It could be your workflow interacting with the dynamics of the digital age that is burning you out. Either way, you need to listen to your body and give it the rest that it needs. Your mind will not cooperate unless you take a break and allow yourself to recharge.
Write down a to-do list of everything that you need to do for your upcoming or current writing process. You don’t need to prioritize these tasks, just arrange them from easiest to hardest. Find something that you don’t hate doing or a re-entry point that sounds somewhat appealing, and pick it up from there. It doesn’t matter if you’re not writing in the correct order, so long as there’s progress in the project itself. Remember that you’re trying to get yourself back into the process, slowly but surely, while re-instilling your confidence.
You probably realize that reading can be the most therapeutic activity out there. You may have not been able to make the time for it lately, but you should try to prioritize reading, at least for the time being. Besides being a writer’s best tool when it comes to learning and growth, it can help you get inspired. You can read about anything you want.

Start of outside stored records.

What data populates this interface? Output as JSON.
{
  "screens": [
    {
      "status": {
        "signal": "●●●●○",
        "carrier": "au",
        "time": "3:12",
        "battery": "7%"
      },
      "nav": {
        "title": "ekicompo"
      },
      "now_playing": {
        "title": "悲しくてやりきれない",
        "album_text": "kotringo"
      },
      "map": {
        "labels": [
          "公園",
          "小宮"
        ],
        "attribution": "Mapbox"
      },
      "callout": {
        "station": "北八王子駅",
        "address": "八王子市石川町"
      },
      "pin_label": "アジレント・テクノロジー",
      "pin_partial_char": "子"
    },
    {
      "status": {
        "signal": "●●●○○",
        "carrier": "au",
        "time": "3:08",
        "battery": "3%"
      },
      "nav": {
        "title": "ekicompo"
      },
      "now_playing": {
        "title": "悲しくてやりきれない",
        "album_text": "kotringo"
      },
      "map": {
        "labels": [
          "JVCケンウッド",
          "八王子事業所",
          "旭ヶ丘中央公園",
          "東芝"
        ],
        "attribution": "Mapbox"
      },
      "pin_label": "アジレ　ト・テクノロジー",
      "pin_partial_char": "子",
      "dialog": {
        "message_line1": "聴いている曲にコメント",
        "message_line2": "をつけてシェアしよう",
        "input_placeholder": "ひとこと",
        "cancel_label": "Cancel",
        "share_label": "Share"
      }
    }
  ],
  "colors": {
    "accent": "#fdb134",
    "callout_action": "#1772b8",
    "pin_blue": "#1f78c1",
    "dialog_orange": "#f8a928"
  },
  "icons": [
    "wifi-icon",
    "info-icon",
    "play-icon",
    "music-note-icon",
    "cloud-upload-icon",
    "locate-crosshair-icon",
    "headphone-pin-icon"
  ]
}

Whether it’s a book you love, one that you’ve been meaning to read, a book about creativity, or one about writing, it is a great way to find your muse.
Every writer has found themselves in your place at least once before, so make sure to not let your current state get to your head. You need to stick with the entire process and trust that you will come out of it sooner rather than later.
How to Write Regardless of Anything
There are things in our lives that we just can’t control—the neighbor’s dog, your aggravating boss, or your cluttered desk (okay, maybe this is one thing that you can control but don’t really have the time for). These are all things that will most certainly get in the way of your writing, but they’re definitely not holding you back.
You may never find the peace and quiet that you’re looking for, nor will you magically find your pen writing on a piece of paper after you spend hours trying to create the right atmosphere for writing. You’ve tricked yourself into believing that decluttering your life is the ultimate solution. Many of the world’s renowned writers have to find their chairs amidst the clutter in their office. Their space is flooded with endless manuscripts and drafts, but this doesn’t stop them from getting their words down.
There are some things in your life that you can’t help but tend to. If your child’s academics are on the line or if your elderly relative is not feeling well, you’re going to have to step in and help. Decorating your office and putting everything away, when you’re already incredibly busy, can wait. Challenge yourself not to look at or hear any distractions. Don’t mind the clutter, the noise, or the inconveniences surrounding you.
The goal here is to learn to write regardless of anything. We humans are inclined to come up with very convincing excuses for everything. No matter how many distractions you resolve to ignore, your mind will only come up with more. Your only solution is to make the best out of your current situation and get yourself to focus on the task at hand as best as you can. Only after you finally get some ideas and take some time off for yourself, can you tend to these minor issues.
Writing, even when you have nothing to write about, can sound a lot like self-discipline. You have to change your mindset and work around your brain. You need to do anything except give in to the excuses that your mind manages to come up with. The thing you need to realize is that the one thing that’s holding you back as a writer is your unwillingness to take the steps that ward off your “creative rut.”